Speaking to Seatrade Maritime News on the sidelines of the Marintec China Senior Maritime Forum Conference, Drewry Maritime Research director Navin Kumar said: “The Panama Canal or any other trading route doesn’t have anything to do with the demand. It’s more about the cost.”
Kumar cited figures showing that the gas trades have been the sector most affected by the expansion of the canal. He showed that on the key US-Asia trade the next best alternative route would cost about 1.5 times more than to transport through the Panama Canal.
This has shown up in the operational figures as well, with transits of LPG carriers spiking from 449 in 2016 to 876 in 2017 year-to-September, while the corresponding numbers for LNG carrier transits were 17 and 163 respectively.
“What this tells us is the expansion of the Panama Canal has allowed VLGCs and the almost all LNG carriers to pass through the new locks and that is the reason for the significant rise in the number of transits and we’ll see even higher numbers from 2018 onwards because that’s when most of the LNG contracts from the US will come into play,” Kumar added.
In terms of the impact on the market, Kumar produced figures to show that based on contracted volumes of LNG, the expanded canal has reduced shipping demand by 34% because fewer vessels are needed due to shorter voyages.
However whether this will have an ultimate impact on shipping demand will depend on the cost of the cleaner burning fuel. “Transportation is really a very marginal cost in the overall supply chain of LNG,” Kumar elaborated, adding that if the gains from using the shorter route are marginal it can spur the trade.

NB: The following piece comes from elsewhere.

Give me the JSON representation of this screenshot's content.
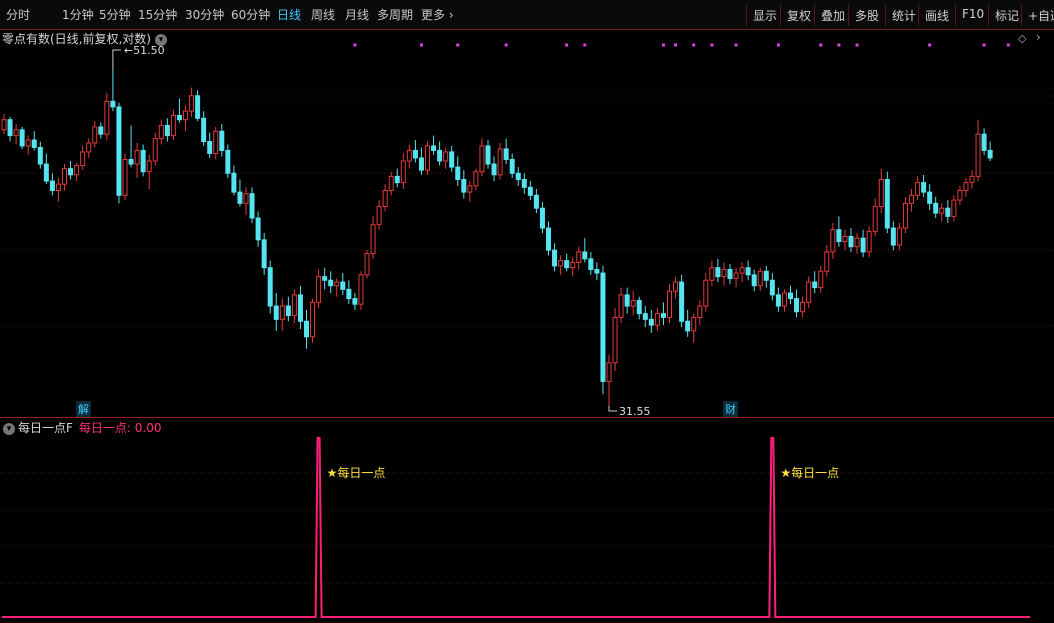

“Demand for LNG will still come down to its price as well as the price of competing fuels,” he pointed out. And as a result the impact of the expanded canal on the LNG shipping market is limited.